Unless you have money to throw away, spending it on a $100K to $150K motorhome that gets 15-20 MPG rather than something half the price or a tenth the price that gets 8 to 16 MPG simply does not work out, on the dollars. And if you have that kind of money to throw away, a few hundred to a couple thousand dollars a year for fuel is not that big a dent in the budget, compared to the $3000 to $8000 a year fixed costs to simply own the thing.
The economics of RVing involve much more than fuel costs.
On the other hand, the psychological effect is great. I've been leaving my motorhome sitting (still costs me a heap of money whether I use it or not) and paying for motel rooms when I travel because my car goes 4-5 times as far on a gallon of gas, and my mind is stuck on "50 cents a mile to move this thing, 50 cents a mile."
I'm not 66, but I'm getting there and I'm transforming my 20 year old Dodge B-250 into a one-person RV. It can be quite nice and self-sufficient. And gas mileage 16-20 mpg. Look at Cargo Van Conversion.
My website describes the conversion of my Dodge B-250 van into a small RV. I deal with a lot of woodworking, but hope to be quite specific on solar as well.

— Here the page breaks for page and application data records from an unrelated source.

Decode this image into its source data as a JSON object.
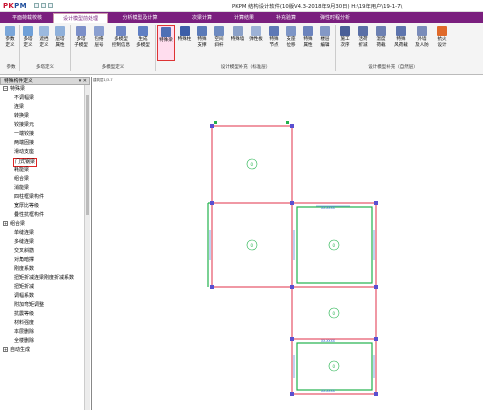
{
  "app": {
    "logo": "PKPM",
    "title": "PKPM 结构设计软件(10版V4.3-2018年9月30日) H:\\19年用户\\19-1-7\\"
  },
  "menu_tabs": [
    {
      "label": "平面荷载校核"
    },
    {
      "label": "设计模型前处理"
    },
    {
      "label": "分析模型及计算"
    },
    {
      "label": "次梁计算"
    },
    {
      "label": "计算结果"
    },
    {
      "label": "补充验算"
    },
    {
      "label": "弹性时程分析"
    }
  ],
  "ribbon": {
    "buttons": [
      {
        "label": "参数\n定义",
        "icon": "params-icon"
      },
      {
        "label": "多塔\n定义",
        "icon": "multi-tower-icon"
      },
      {
        "label": "遮挡\n定义",
        "icon": "shelter-icon"
      },
      {
        "label": "层塔\n属性",
        "icon": "floor-attr-icon"
      },
      {
        "label": "多塔\n子模型",
        "icon": "submodel-icon"
      },
      {
        "label": "包络\n层号",
        "icon": "envelope-icon"
      },
      {
        "label": "多模型\n控制信息",
        "icon": "model-control-icon"
      },
      {
        "label": "生成\n多模型",
        "icon": "generate-icon"
      },
      {
        "label": "特殊梁",
        "icon": "special-beam-icon"
      },
      {
        "label": "特殊柱",
        "icon": "special-column-icon"
      },
      {
        "label": "特殊\n支撑",
        "icon": "special-brace-icon"
      },
      {
        "label": "空间\n斜杆",
        "icon": "space-strut-icon"
      },
      {
        "label": "特殊墙",
        "icon": "special-wall-icon"
      },
      {
        "label": "弹性板",
        "icon": "elastic-slab-icon"
      },
      {
        "label": "特殊\n节点",
        "icon": "special-node-icon"
      },
      {
        "label": "支座\n位移",
        "icon": "support-icon"
      },
      {
        "label": "特殊\n属性",
        "icon": "special-attr-icon"
      },
      {
        "label": "楼层\n编辑",
        "icon": "floor-edit-icon"
      },
      {
        "label": "施工\n次序",
        "icon": "construction-icon"
      },
      {
        "label": "活荷\n折减",
        "icon": "live-load-icon"
      },
      {
        "label": "温度\n荷载",
        "icon": "temperature-icon"
      },
      {
        "label": "特殊\n风荷载",
        "icon": "wind-icon"
      },
      {
        "label": "外墙\n及人防",
        "icon": "outer-wall-icon"
      },
      {
        "label": "抗火\n设计",
        "icon": "fire-icon"
      }
    ],
    "groups": [
      {
        "label": "参数"
      },
      {
        "label": "多塔定义"
      },
      {
        "label": "多模型定义"
      },
      {
        "label": "设计模型补充（标准层）"
      },
      {
        "label": "设计模型补充（自然层）"
      }
    ]
  },
  "panel": {
    "title": "特殊构件定义",
    "close": "▾ ✕",
    "items": [
      {
        "label": "特殊梁",
        "level": 0,
        "toggle": "−"
      },
      {
        "label": "不调幅梁",
        "level": 1
      },
      {
        "label": "连梁",
        "level": 1
      },
      {
        "label": "转换梁",
        "level": 1
      },
      {
        "label": "铰接梁元",
        "level": 1
      },
      {
        "label": "一端铰接",
        "level": 1
      },
      {
        "label": "两端固接",
        "level": 1
      },
      {
        "label": "滑动支座",
        "level": 1
      },
      {
        "label": "门式钢梁",
        "level": 1,
        "highlighted": true
      },
      {
        "label": "耗能梁",
        "level": 1
      },
      {
        "label": "组合梁",
        "level": 1
      },
      {
        "label": "消能梁",
        "level": 1
      },
      {
        "label": "四柱框梁构件",
        "level": 1
      },
      {
        "label": "宽厚比等级",
        "level": 1
      },
      {
        "label": "叠性抗框构件",
        "level": 1
      },
      {
        "label": "组合梁",
        "level": 0,
        "toggle": "+"
      },
      {
        "label": "单缝连梁",
        "level": 1
      },
      {
        "label": "多缝连梁",
        "level": 1
      },
      {
        "label": "交叉斜筋",
        "level": 1
      },
      {
        "label": "对角暗撑",
        "level": 1
      },
      {
        "label": "刚度系数",
        "level": 1
      },
      {
        "label": "扭矩折减连梁刚度折减系数",
        "level": 1
      },
      {
        "label": "扭矩折减",
        "level": 1
      },
      {
        "label": "调幅系数",
        "level": 1
      },
      {
        "label": "附加弯矩调整",
        "level": 1
      },
      {
        "label": "抗震等级",
        "level": 1
      },
      {
        "label": "材料强度",
        "level": 1
      },
      {
        "label": "本层删除",
        "level": 1
      },
      {
        "label": "全楼删除",
        "level": 1
      },
      {
        "label": "自动生成",
        "level": 0,
        "toggle": "+"
      }
    ]
  },
  "canvas": {
    "view_label": "建筑层1/3-7",
    "room_marker": "0",
    "span_labels": [
      "XX-XXXX",
      "XX-XXXX",
      "XX-XXXX"
    ],
    "colors": {
      "beam": "#e0304a",
      "highlight": "#22b24c",
      "node": "#5a4fd0",
      "dim": "#2c6fd0"
    }
  }
}
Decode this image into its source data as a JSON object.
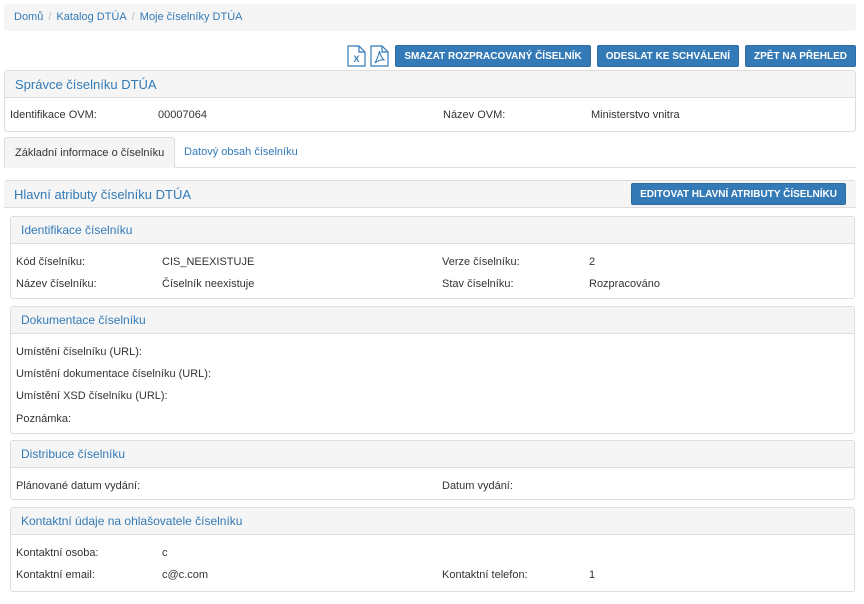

I just bought our first RV this past Aug and knew up front that it wasn't going to get good mpg but like the old saying goes, you can't take it with you. Most of our trip have been within 100 miles of our home so that doesn't cost me an arm and a leg. In May we are driving to northern Ca for a week camp out and I figured it is going to cost me approx. $562.00 in fuel based on 6mpg and the cost of gas being approx. $4.50 gal.
With that being said, to get the most mpg, make sure your rig is tuned up, drive 60 to 65mph and DON'T haul all your holding tanks full. i.e. frest water. Water weighs approx 8 lbs per gallon so if you have a 50 gal fresh water tank, you are hauling 400 lbs. Get what I am saying.
PS: 90% of RVers inadvertenly lie about their gas mileage, even here on the forum. It's like golfers. If a guy hits one drive 280 yards in a season, but his average is 210 yards, he really thinks he drives the ball 280. RVers have the same defect when it comes to remembering/reporting their mileage.
Then of course there are the RV salesmen, need I say more?
If you look at an RV and they give you higher numbers than what I wrote above, be very skeptical. They might be telling the truth, but you just can't count on it.
LOL...yeah when my coworker bought the Thor ACE last year, he said the delaer said he would get 10mpg. I told him good luck with that. It had the same engine as my F250 has in it and my truck not pulling anything gets barely much more than that...I'. happy that during the off season that it climbs higher than 11.2 mpg! lmao
I guess I have to add my two cents, too. My wife and I started off with a Coleman tent trailer and two dogs(border collies). I towed it with a Toyota SR-5 pick-up & 5spd man. trans. Ball-park mpg was around 26mpg-if I kept the speed down below 65-70. I loved that little trailer although you heard every sound outside(including someone's child at 6:00am riding a big wheel on asphault)LOL.
I just bought a class A with the Ford V-10, and have heard anywhere from 6 to 7.5 mpg. (I haven't taken it on a long trip yet to det. mpg). I am not rich, but I'll be damned if I will let the oil co. deter me from using my RV. But I will try to save every drop I can. Some important maintenance items seemed to be mentioned alot; like tire pressure freq. checked. Clean air filters and engine properly tuned: proper viscosity or synthetic motor oil; but keeping the speed down and avoiding rapid acceleration. The danger here is driving 55mpg in S. California. Even the big rig drivers give you dirty looks! Seriously, it seems this year there are more "lite" trailers and 5th wheels available. Like one poster said, smaller and lighter may be the future of RVs.